TASK REQUIREMENTS:
Your answer should reproduce the full set of records exactly as given.

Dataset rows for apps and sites
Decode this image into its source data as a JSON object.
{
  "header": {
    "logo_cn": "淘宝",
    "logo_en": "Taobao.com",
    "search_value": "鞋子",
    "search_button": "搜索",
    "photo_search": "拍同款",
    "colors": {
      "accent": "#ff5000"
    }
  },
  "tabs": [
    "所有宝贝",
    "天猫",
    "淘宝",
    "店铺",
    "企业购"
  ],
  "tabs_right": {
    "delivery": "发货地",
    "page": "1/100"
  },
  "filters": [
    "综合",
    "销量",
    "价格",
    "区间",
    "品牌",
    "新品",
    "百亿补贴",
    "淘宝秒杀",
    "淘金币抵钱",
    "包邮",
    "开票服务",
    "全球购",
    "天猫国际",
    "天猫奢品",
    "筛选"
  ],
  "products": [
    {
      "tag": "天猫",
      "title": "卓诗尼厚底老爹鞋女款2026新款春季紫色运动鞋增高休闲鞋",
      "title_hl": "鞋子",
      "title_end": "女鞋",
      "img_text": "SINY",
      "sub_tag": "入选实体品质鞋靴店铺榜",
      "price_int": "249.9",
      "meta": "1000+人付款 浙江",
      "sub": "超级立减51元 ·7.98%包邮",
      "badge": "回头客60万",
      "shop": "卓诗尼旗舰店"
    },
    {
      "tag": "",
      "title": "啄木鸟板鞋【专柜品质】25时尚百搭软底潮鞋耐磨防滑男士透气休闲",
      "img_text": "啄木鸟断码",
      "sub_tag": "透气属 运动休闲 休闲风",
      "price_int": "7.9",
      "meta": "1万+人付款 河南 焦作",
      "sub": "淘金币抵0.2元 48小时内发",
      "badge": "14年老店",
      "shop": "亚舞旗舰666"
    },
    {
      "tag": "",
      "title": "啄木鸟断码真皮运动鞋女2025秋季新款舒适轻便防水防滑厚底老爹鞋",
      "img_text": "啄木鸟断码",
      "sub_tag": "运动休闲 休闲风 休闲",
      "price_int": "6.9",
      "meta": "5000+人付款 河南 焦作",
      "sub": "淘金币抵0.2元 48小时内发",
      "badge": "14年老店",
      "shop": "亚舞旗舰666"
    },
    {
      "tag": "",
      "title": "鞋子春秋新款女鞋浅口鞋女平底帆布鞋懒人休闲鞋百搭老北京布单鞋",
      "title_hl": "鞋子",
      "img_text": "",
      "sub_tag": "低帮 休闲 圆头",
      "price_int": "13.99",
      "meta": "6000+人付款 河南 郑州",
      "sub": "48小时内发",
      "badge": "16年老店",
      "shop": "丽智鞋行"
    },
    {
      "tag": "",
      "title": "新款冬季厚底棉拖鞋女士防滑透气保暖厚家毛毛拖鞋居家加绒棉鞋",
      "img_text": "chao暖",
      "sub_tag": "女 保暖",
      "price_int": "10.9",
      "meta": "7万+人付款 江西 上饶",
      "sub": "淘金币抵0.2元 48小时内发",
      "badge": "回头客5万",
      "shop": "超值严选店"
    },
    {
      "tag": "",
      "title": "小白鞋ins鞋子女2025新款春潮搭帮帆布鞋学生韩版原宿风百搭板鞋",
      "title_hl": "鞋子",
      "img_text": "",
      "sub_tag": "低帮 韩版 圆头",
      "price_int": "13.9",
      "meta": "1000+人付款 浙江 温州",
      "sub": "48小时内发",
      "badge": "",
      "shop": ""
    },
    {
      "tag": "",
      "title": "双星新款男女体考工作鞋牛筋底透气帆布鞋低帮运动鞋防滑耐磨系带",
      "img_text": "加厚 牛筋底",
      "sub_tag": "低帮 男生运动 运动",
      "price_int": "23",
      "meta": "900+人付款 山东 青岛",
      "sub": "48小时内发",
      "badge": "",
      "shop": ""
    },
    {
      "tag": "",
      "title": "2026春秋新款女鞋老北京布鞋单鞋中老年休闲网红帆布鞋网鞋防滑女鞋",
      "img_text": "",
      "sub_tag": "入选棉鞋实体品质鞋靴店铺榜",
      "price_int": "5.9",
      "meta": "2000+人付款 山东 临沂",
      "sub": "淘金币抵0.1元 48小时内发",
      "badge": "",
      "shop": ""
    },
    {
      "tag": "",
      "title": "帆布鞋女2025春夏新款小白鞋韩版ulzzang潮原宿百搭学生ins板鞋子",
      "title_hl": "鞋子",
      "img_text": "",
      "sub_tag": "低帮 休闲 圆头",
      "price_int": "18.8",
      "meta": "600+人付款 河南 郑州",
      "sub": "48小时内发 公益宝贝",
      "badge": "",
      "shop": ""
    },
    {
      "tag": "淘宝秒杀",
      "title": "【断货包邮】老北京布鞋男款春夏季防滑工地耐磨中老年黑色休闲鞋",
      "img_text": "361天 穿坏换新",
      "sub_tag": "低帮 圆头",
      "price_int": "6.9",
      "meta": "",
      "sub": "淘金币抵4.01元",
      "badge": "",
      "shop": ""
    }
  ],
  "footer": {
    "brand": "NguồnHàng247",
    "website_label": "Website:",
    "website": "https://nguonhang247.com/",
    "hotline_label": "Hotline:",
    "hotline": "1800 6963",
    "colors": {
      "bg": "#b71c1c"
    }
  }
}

FINAL ANSWER:
Decode this image into its source data as a JSON object.
{
  "header": {
    "logo_cn": "淘宝",
    "logo_en": "Taobao.com",
    "search_value": "鞋子",
    "search_button": "搜索",
    "photo_search": "拍同款",
    "colors": {
      "accent": "#ff5000"
    }
  },
  "tabs": [
    "所有宝贝",
    "天猫",
    "淘宝",
    "店铺",
    "企业购"
  ],
  "tabs_right": {
    "delivery": "发货地",
    "page": "1/100"
  },
  "filters": [
    "综合",
    "销量",
    "价格",
    "区间",
    "品牌",
    "新品",
    "百亿补贴",
    "淘宝秒杀",
    "淘金币抵钱",
    "包邮",
    "开票服务",
    "全球购",
    "天猫国际",
    "天猫奢品",
    "筛选"
  ],
  "products": [
    {
      "tag": "天猫",
      "title": "卓诗尼厚底老爹鞋女款2026新款春季紫色运动鞋增高休闲鞋",
      "title_hl": "鞋子",
      "title_end": "女鞋",
      "img_text": "SINY",
      "sub_tag": "入选实体品质鞋靴店铺榜",
      "price_int": "249.9",
      "meta": "1000+人付款 浙江",
      "sub": "超级立减51元 ·7.98%包邮",
      "badge": "回头客60万",
      "shop": "卓诗尼旗舰店"
    },
    {
      "tag": "",
      "title": "啄木鸟板鞋【专柜品质】25时尚百搭软底潮鞋耐磨防滑男士透气休闲",
      "img_text": "啄木鸟断码",
      "sub_tag": "透气属 运动休闲 休闲风",
      "price_int": "7.9",
      "meta": "1万+人付款 河南 焦作",
      "sub": "淘金币抵0.2元 48小时内发",
      "badge": "14年老店",
      "shop": "亚舞旗舰666"
    },
    {
      "tag": "",
      "title": "啄木鸟断码真皮运动鞋女2025秋季新款舒适轻便防水防滑厚底老爹鞋",
      "img_text": "啄木鸟断码",
      "sub_tag": "运动休闲 休闲风 休闲",
      "price_int": "6.9",
      "meta": "5000+人付款 河南 焦作",
      "sub": "淘金币抵0.2元 48小时内发",
      "badge": "14年老店",
      "shop": "亚舞旗舰666"
    },
    {
      "tag": "",
      "title": "鞋子春秋新款女鞋浅口鞋女平底帆布鞋懒人休闲鞋百搭老北京布单鞋",
      "title_hl": "鞋子",
      "img_text": "",
      "sub_tag": "低帮 休闲 圆头",
      "price_int": "13.99",
      "meta": "6000+人付款 河南 郑州",
      "sub": "48小时内发",
      "badge": "16年老店",
      "shop": "丽智鞋行"
    },
    {
      "tag": "",
      "title": "新款冬季厚底棉拖鞋女士防滑透气保暖厚家毛毛拖鞋居家加绒棉鞋",
      "img_text": "chao暖",
      "sub_tag": "女 保暖",
      "price_int": "10.9",
      "meta": "7万+人付款 江西 上饶",
      "sub": "淘金币抵0.2元 48小时内发",
      "badge": "回头客5万",
      "shop": "超值严选店"
    },
    {
      "tag": "",
      "title": "小白鞋ins鞋子女2025新款春潮搭帮帆布鞋学生韩版原宿风百搭板鞋",
      "title_hl": "鞋子",
      "img_text": "",
      "sub_tag": "低帮 韩版 圆头",
      "price_int": "13.9",
      "meta": "1000+人付款 浙江 温州",
      "sub": "48小时内发",
      "badge": "",
      "shop": ""
    },
    {
      "tag": "",
      "title": "双星新款男女体考工作鞋牛筋底透气帆布鞋低帮运动鞋防滑耐磨系带",
      "img_text": "加厚 牛筋底",
      "sub_tag": "低帮 男生运动 运动",
      "price_int": "23",
      "meta": "900+人付款 山东 青岛",
      "sub": "48小时内发",
      "badge": "",
      "shop": ""
    },
    {
      "tag": "",
      "title": "2026春秋新款女鞋老北京布鞋单鞋中老年休闲网红帆布鞋网鞋防滑女鞋",
      "img_text": "",
      "sub_tag": "入选棉鞋实体品质鞋靴店铺榜",
      "price_int": "5.9",
      "meta": "2000+人付款 山东 临沂",
      "sub": "淘金币抵0.1元 48小时内发",
      "badge": "",
      "shop": ""
    },
    {
      "tag": "",
      "title": "帆布鞋女2025春夏新款小白鞋韩版ulzzang潮原宿百搭学生ins板鞋子",
      "title_hl": "鞋子",
      "img_text": "",
      "sub_tag": "低帮 休闲 圆头",
      "price_int": "18.8",
      "meta": "600+人付款 河南 郑州",
      "sub": "48小时内发 公益宝贝",
      "badge": "",
      "shop": ""
    },
    {
      "tag": "淘宝秒杀",
      "title": "【断货包邮】老北京布鞋男款春夏季防滑工地耐磨中老年黑色休闲鞋",
      "img_text": "361天 穿坏换新",
      "sub_tag": "低帮 圆头",
      "price_int": "6.9",
      "meta": "",
      "sub": "淘金币抵4.01元",
      "badge": "",
      "shop": ""
    }
  ],
  "footer": {
    "brand": "NguồnHàng247",
    "website_label": "Website:",
    "website": "https://nguonhang247.com/",
    "hotline_label": "Hotline:",
    "hotline": "1800 6963",
    "colors": {
      "bg": "#b71c1c"
    }
  }
}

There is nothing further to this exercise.